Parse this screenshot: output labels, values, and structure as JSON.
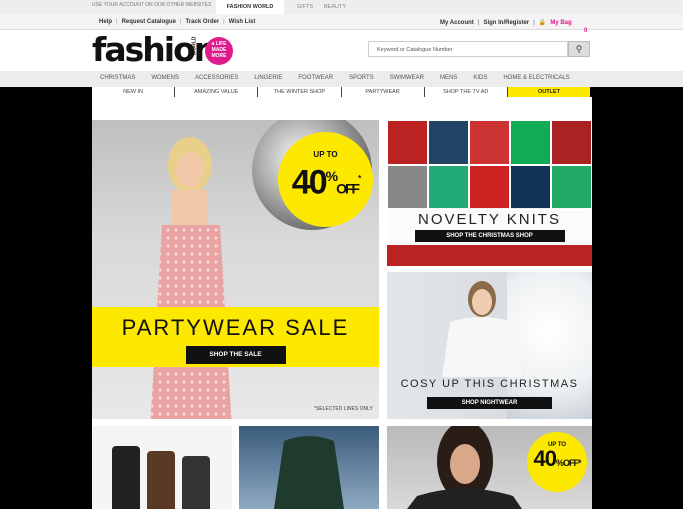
{
  "top_strip": {
    "note": "USE YOUR ACCOUNT ON OUR OTHER WEBSITES",
    "tabs": [
      {
        "label": "FASHION WORLD",
        "active": true
      },
      {
        "label": "GIFTS",
        "active": false
      },
      {
        "label": "BEAUTY",
        "active": false
      }
    ]
  },
  "util": {
    "left": [
      "Help",
      "Request Catalogue",
      "Track Order",
      "Wish List"
    ],
    "right": [
      "My Account",
      "Sign In/Register"
    ],
    "bag_label": "My Bag",
    "bag_count": "0"
  },
  "header": {
    "logo": "fashion",
    "logo_sub": "WORLD",
    "badge": "a LIFE MADE MORE",
    "search_placeholder": "Keyword or Catalogue Number"
  },
  "main_nav": [
    "CHRISTMAS",
    "WOMENS",
    "ACCESSORIES",
    "LINGERIE",
    "FOOTWEAR",
    "SPORTS",
    "SWIMWEAR",
    "MENS",
    "KIDS",
    "HOME & ELECTRICALS"
  ],
  "sub_nav": [
    "NEW IN",
    "AMAZING VALUE",
    "THE WINTER SHOP",
    "PARTYWEAR",
    "SHOP THE TV AD",
    "OUTLET"
  ],
  "hero": {
    "promo_up_to": "UP TO",
    "promo_value": "40",
    "promo_pct": "%",
    "promo_off": "OFF",
    "promo_mark": "*",
    "title": "PARTYWEAR SALE",
    "button": "SHOP THE SALE",
    "footnote": "*SELECTED LINES ONLY"
  },
  "knits": {
    "title": "NOVELTY KNITS",
    "button": "SHOP THE CHRISTMAS SHOP"
  },
  "nightwear": {
    "title": "COSY UP THIS CHRISTMAS",
    "button": "SHOP NIGHTWEAR"
  },
  "coat_promo": {
    "up_to": "UP TO",
    "value": "40",
    "pct": "%",
    "off": "OFF",
    "mark": "*"
  },
  "colors": {
    "accent_pink": "#e0198c",
    "promo_yellow": "#fde800"
  }
}
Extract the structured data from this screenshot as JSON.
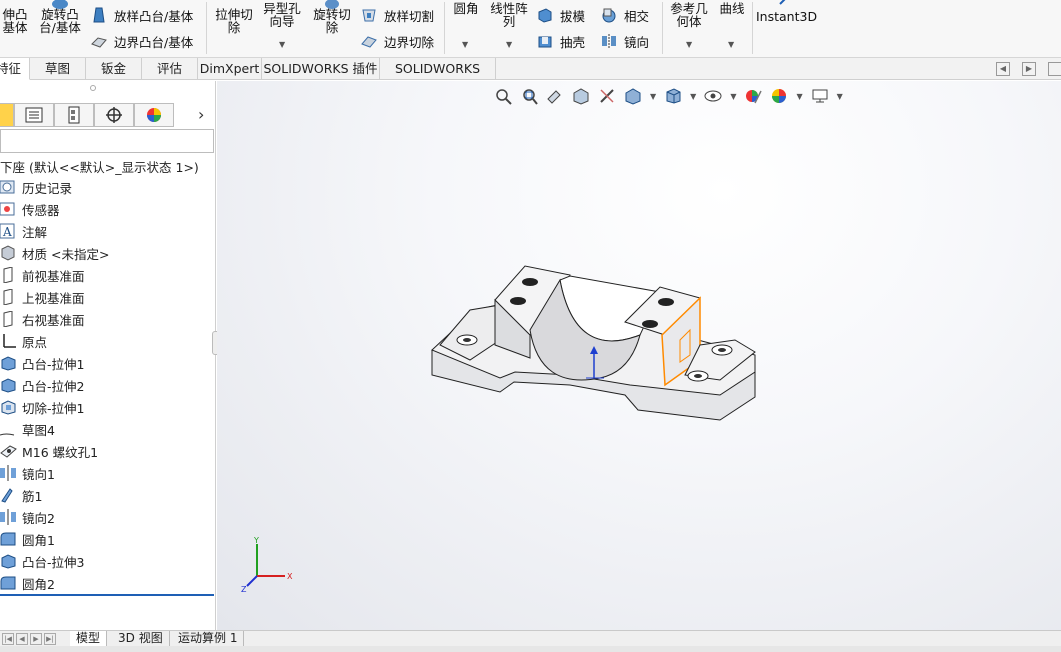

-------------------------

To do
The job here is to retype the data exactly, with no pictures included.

Solved exercise
Parse this screenshot: output labels, values, and structure as JSON.
{
  "top_strip": {
    "note": "USE YOUR ACCOUNT ON OUR OTHER WEBSITES",
    "tabs": [
      {
        "label": "FASHION WORLD",
        "active": true
      },
      {
        "label": "GIFTS",
        "active": false
      },
      {
        "label": "BEAUTY",
        "active": false
      }
    ]
  },
  "util": {
    "left": [
      "Help",
      "Request Catalogue",
      "Track Order",
      "Wish List"
    ],
    "right": [
      "My Account",
      "Sign In/Register"
    ],
    "bag_label": "My Bag",
    "bag_count": "0"
  },
  "header": {
    "logo": "fashion",
    "logo_sub": "WORLD",
    "badge": "a LIFE MADE MORE",
    "search_placeholder": "Keyword or Catalogue Number"
  },
  "main_nav": [
    "CHRISTMAS",
    "WOMENS",
    "ACCESSORIES",
    "LINGERIE",
    "FOOTWEAR",
    "SPORTS",
    "SWIMWEAR",
    "MENS",
    "KIDS",
    "HOME & ELECTRICALS"
  ],
  "sub_nav": [
    "NEW IN",
    "AMAZING VALUE",
    "THE WINTER SHOP",
    "PARTYWEAR",
    "SHOP THE TV AD",
    "OUTLET"
  ],
  "hero": {
    "promo_up_to": "UP TO",
    "promo_value": "40",
    "promo_pct": "%",
    "promo_off": "OFF",
    "promo_mark": "*",
    "title": "PARTYWEAR SALE",
    "button": "SHOP THE SALE",
    "footnote": "*SELECTED LINES ONLY"
  },
  "knits": {
    "title": "NOVELTY KNITS",
    "button": "SHOP THE CHRISTMAS SHOP"
  },
  "nightwear": {
    "title": "COSY UP THIS CHRISTMAS",
    "button": "SHOP NIGHTWEAR"
  },
  "coat_promo": {
    "up_to": "UP TO",
    "value": "40",
    "pct": "%",
    "off": "OFF",
    "mark": "*"
  },
  "colors": {
    "accent_pink": "#e0198c",
    "promo_yellow": "#fde800"
  }
}
Extract the structured data from this screenshot as JSON.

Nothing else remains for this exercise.